With the only emissions being water, hydrogen seemed like it was poised to replace petroleum vehicles. The biggest issue, though was the infrastructure. I didn’t see any electric cars apart from the Scalextric cars, on the cool track. iChauffeur didn’t have any cars on display. The private hire industry is suffering from approximately half of the drivers that we did in London pre-Covid. We were fortunate to retain many more than that, but sadly some of our great chauffeurs did decide to retire at this point. The classic car show is held on the first Saturday of July. This year coinciding with The Rolling Stones at Hyde Park, The F1 British Grand Prix at Silverstone as well as Wimbledon.
Sir Winston Churchill said that the Humber Pullman was “the only car I can stretch out in”. In London during the war, Churchill grew fond of his bullet-proof Humber Pullmans. These government cars were chauffeur-driven skilfully by the Royal Army Service Corps. Churchill’s affection for the horse drawn carriage was still strong, writes Richard M. Langworth, Senior Fellow at the Hillsdale College Churchill Project. When ready to leave on a trip, he would ask not whether the chauffeur was behind the wheel but, “Is the coachman on his box?”
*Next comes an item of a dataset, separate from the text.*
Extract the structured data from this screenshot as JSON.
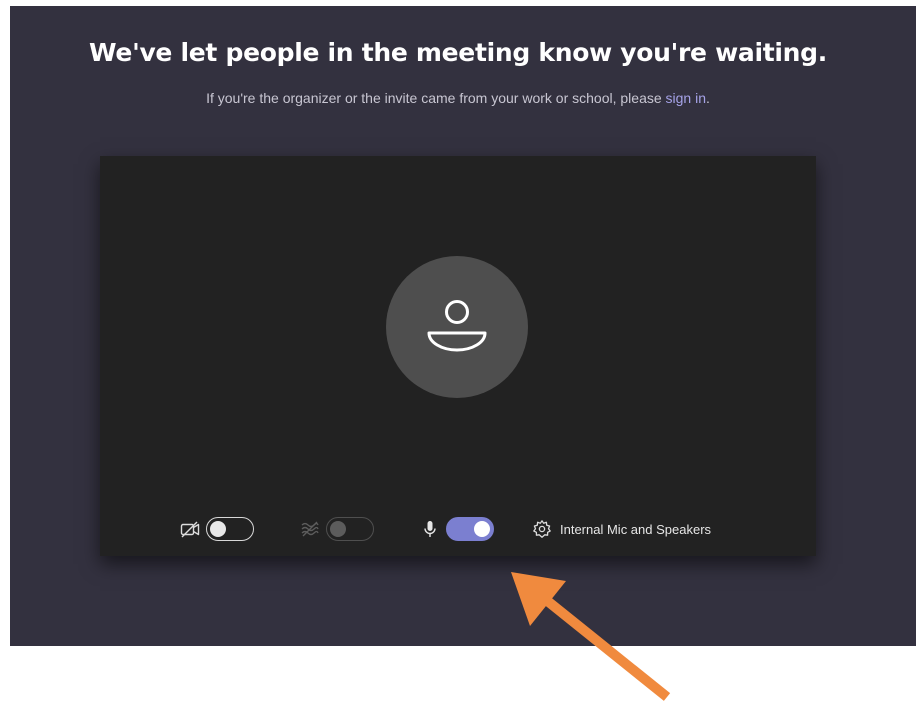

Sir Winston was not a motorist but enjoyed good transportion. Comfort and reliability were paramount. Churchill’s Humber Pullman Mark IV is now on display at the Louwman Museum.
Churchill was a loyal Rootes customer. He bought a Hillman Minx (1948), a Hillman Husky (1958). For his 80th birthday, the Rootes Group presented him with a 1956 Humber Hawk Mark VIA estate, “a token of our appreciation of his services not only to the country, but to all of us.”
The palace hosts the RHS flower show in July and the Concours Of Elegance Classic Car show in September.